It will be understood by those skilled in the art that the climate control system of this invention has a relatively uncomplicated motor actuator including only the electric motor and the gears therefor. In other words, it does not require a potentiometer-type circuit with additional electrical lines for determining positions of the damper. Thus, it requires fewer lines between the motor actuator and the control head than do systems that involve potentiometer-type circuits in the motor actuator.
Although the climate control system of this invention requires one more electrical line between the control head and the motor actuator than does the back EMF pulse counter system of

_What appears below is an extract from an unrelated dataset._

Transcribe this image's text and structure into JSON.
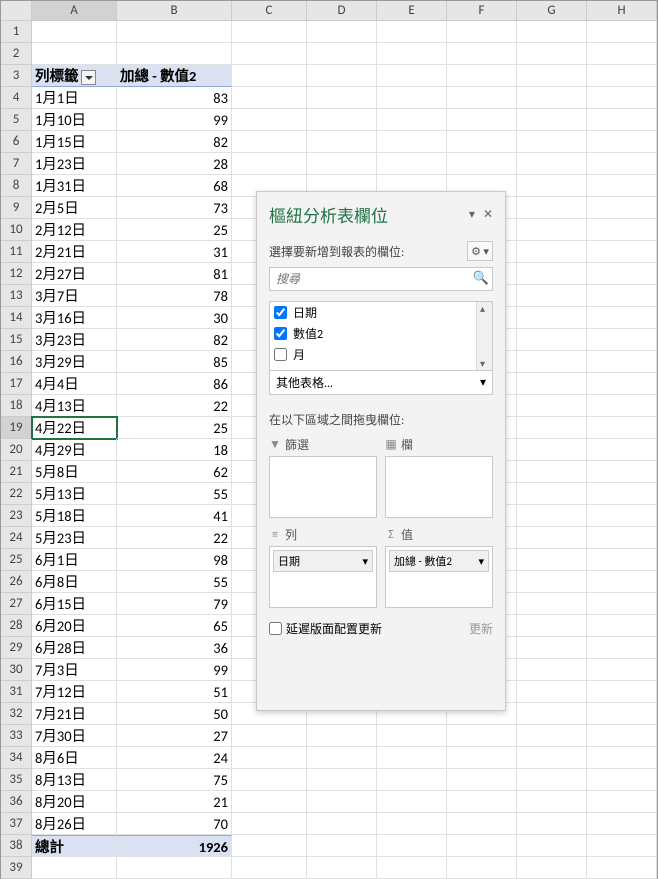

It should be noted that although in this embodiment the encoder circuit is either open (infinite resistance/impedance) or closed (no resistance/impedance), an important aspect is that the encoder ring has a plurality of sets of opposite encoder segments with significantly different amounts of impedance between opposite encoder segments of adjacent encoder-segment sets. In other words, it is not necessary that the encoder ring completely open and close the encoder circuit in order to create an encoded pulse signal.
Yet another advantage of this invention is that the continuity pulse counter 72 is an uncomplicated component, since it must only apply a voltage to the encoder brushes 96 a and 96 b, and then monitor a current/voltage pulse signal thereby modulated. A highly specialized manufacturer need not manufacture such a component.
Although this invention has been described as used in particular embodiments, it will be understood by those of ordinary skill in the art that many changes can be made therein within the scope of the invention. For example, the electric motor, and/or the motor actuator could have applications other than in a climate control system. It is also noted that greater resolution in the encoded signal 76 could be obtained by having additional sets of opposite encoder segments in the encoder ring 104. In other words, there could be two, or more, sets each of insulation and conductive encoder segments in the encoder ring 104. Further, there could be four or more electrical lines between the control head and the motor actuator and still be in the scope of this invention. In addition, the hand-control elements and electrical circuits within the control module need not be as shown in
Regarding other embodiments, an alternate embodiment housing cap 82 b′ is depicted in